Commenting on the fee reduction, the CFO said: “It is a temporary reduction which was well received and shows the spirit that we are entering into in this crisis.”
Looking ahead, Barr said: “My crystal ball is a bit cloudy about the future of travel. I don’t believe this is the end of business travel. People are enjoying using Zoom and Teams but business travel will return and leisure travel will continue to grow.”
When asked whether he anticipated a change in distribution as a result of the crisis, favouring the OTAs, Barr said: “The industry is in a different place today than it was after 9/11 and the financial crisis. The agreements we have today are more complex and we have much more control over what we do. I wouldn’t expect to see a radical change in the distribution arrangements between hotels and the OTAs. People are going to continue to want to book direct with hotels.”
The company reported that group comparable revpar was down 24.9%; March down 55%; April expected to be down around 80%. Occupancy levels in comparable open hotels were in the low-to-mid 20% range. The company reported that it had seen 4.6% year-on-year net system size growth to 882,000 rooms, with 6,000 rooms opened, including 1,000 in March. IHG signed 14,000 rooms in the quarter, including 4,000 in March, taking the pipeline to 288,000 rooms.
In the Americas, at the end of April, the group had around 90% of its estate open, with luxury and upscale seeing the greatest impact. In Europe, Middle East, Asia & Africa, around 50% of the portfolio was closed, with only 10 hotels remaining closed in Greater China, described as “big, urban hotels”.
Insight: And so the picture is becoming clearer, as results season gathers pace. When you’re a fee-based, asset-light company, you can expect the majority of the questions coming from analysts to be about whether your owners were going to keel over and stop paying, well, fees.
So far so good, owners are paying and the company is being “flexible” but IHG is not alone in having no idea what will happen more than a few weeks out from where we are now, or how much owners can bear. $2bn wouldn’t go far split across its estate.

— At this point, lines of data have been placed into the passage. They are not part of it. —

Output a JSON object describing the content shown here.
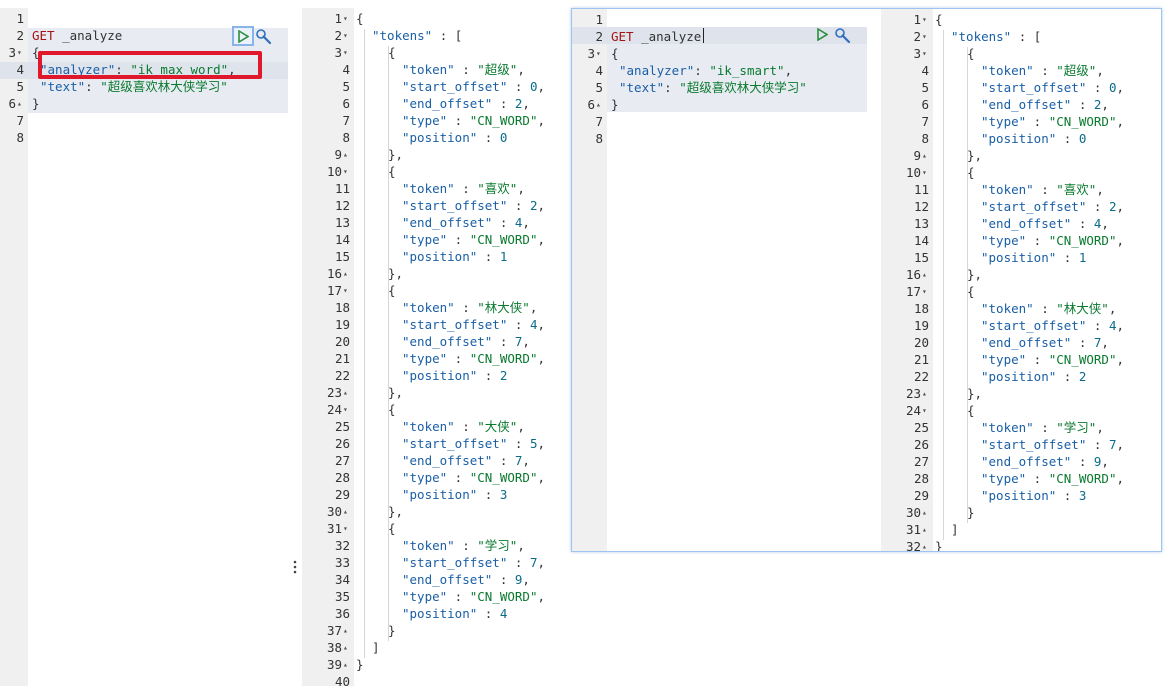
{
  "left_request": {
    "line_numbers": [
      "1",
      "2",
      "3",
      "4",
      "5",
      "6",
      "7",
      "8"
    ],
    "method": "GET",
    "url": "_analyze",
    "lines": [
      {
        "n": "1",
        "text": ""
      },
      {
        "n": "2",
        "text": "GET _analyze"
      },
      {
        "n": "3",
        "text": "{"
      },
      {
        "n": "4",
        "key": "\"analyzer\"",
        "sep": ": ",
        "val": "\"ik_max_word\"",
        "tail": ","
      },
      {
        "n": "5",
        "key": "\"text\"",
        "sep": ": ",
        "val": "\"超级喜欢林大侠学习\"",
        "tail": ""
      },
      {
        "n": "6",
        "text": "}"
      },
      {
        "n": "7",
        "text": ""
      },
      {
        "n": "8",
        "text": ""
      }
    ]
  },
  "left_response": {
    "line_numbers": [
      "1",
      "2",
      "3",
      "4",
      "5",
      "6",
      "7",
      "8",
      "9",
      "10",
      "11",
      "12",
      "13",
      "14",
      "15",
      "16",
      "17",
      "18",
      "19",
      "20",
      "21",
      "22",
      "23",
      "24",
      "25",
      "26",
      "27",
      "28",
      "29",
      "30",
      "31",
      "32",
      "33",
      "34",
      "35",
      "36",
      "37",
      "38",
      "39",
      "40"
    ],
    "tokens": [
      {
        "token": "\"超级\"",
        "start_offset": "0",
        "end_offset": "2",
        "type": "\"CN_WORD\"",
        "position": "0"
      },
      {
        "token": "\"喜欢\"",
        "start_offset": "2",
        "end_offset": "4",
        "type": "\"CN_WORD\"",
        "position": "1"
      },
      {
        "token": "\"林大侠\"",
        "start_offset": "4",
        "end_offset": "7",
        "type": "\"CN_WORD\"",
        "position": "2"
      },
      {
        "token": "\"大侠\"",
        "start_offset": "5",
        "end_offset": "7",
        "type": "\"CN_WORD\"",
        "position": "3"
      },
      {
        "token": "\"学习\"",
        "start_offset": "7",
        "end_offset": "9",
        "type": "\"CN_WORD\"",
        "position": "4"
      }
    ]
  },
  "right_request": {
    "method": "GET",
    "url": "_analyze",
    "lines": [
      {
        "n": "1",
        "text": ""
      },
      {
        "n": "2",
        "text": "GET _analyze"
      },
      {
        "n": "3",
        "text": "{"
      },
      {
        "n": "4",
        "key": "\"analyzer\"",
        "sep": ": ",
        "val": "\"ik_smart\"",
        "tail": ","
      },
      {
        "n": "5",
        "key": "\"text\"",
        "sep": ": ",
        "val": "\"超级喜欢林大侠学习\"",
        "tail": ""
      },
      {
        "n": "6",
        "text": "}"
      },
      {
        "n": "7",
        "text": ""
      },
      {
        "n": "8",
        "text": ""
      }
    ]
  },
  "right_response": {
    "tokens": [
      {
        "token": "\"超级\"",
        "start_offset": "0",
        "end_offset": "2",
        "type": "\"CN_WORD\"",
        "position": "0"
      },
      {
        "token": "\"喜欢\"",
        "start_offset": "2",
        "end_offset": "4",
        "type": "\"CN_WORD\"",
        "position": "1"
      },
      {
        "token": "\"林大侠\"",
        "start_offset": "4",
        "end_offset": "7",
        "type": "\"CN_WORD\"",
        "position": "2"
      },
      {
        "token": "\"学习\"",
        "start_offset": "7",
        "end_offset": "9",
        "type": "\"CN_WORD\"",
        "position": "3"
      }
    ]
  },
  "labels": {
    "tokens_key": "\"tokens\"",
    "token_key": "\"token\"",
    "start_key": "\"start_offset\"",
    "end_key": "\"end_offset\"",
    "type_key": "\"type\"",
    "position_key": "\"position\""
  },
  "icons": {
    "play": "play-icon",
    "wrench": "wrench-icon",
    "more": "vertical-ellipsis-icon"
  },
  "colors": {
    "highlight_box": "#e0182b",
    "selected_border": "#9ec3ef"
  }
}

But that’s for then. For now, the group is focused on the idea that owners will seek sanctuary in the big brands and that customers will use them to book rooms. It has been working on this with the launch of Concerto, which, it had been hoped, would see an increase in personalised choices for the consumers, in the form of picking whichever room the fancied.
Barr continued to back this strategy, commenting: “We believe that technology will be more important today and going forward than it was before the roll out of Concerto will be contingent on people being able to travel, because we have to touch every hotel when training”.
Coming out of this, there will be fewer guests and, likely, more hotels chasing them. Owners will go with whoever has the best reach for these guests. IHG is in an interesting position with the virus, having had the most experience of all the global majors through its dominance in China in terms of closing down and reopening. The beauty pageant is on.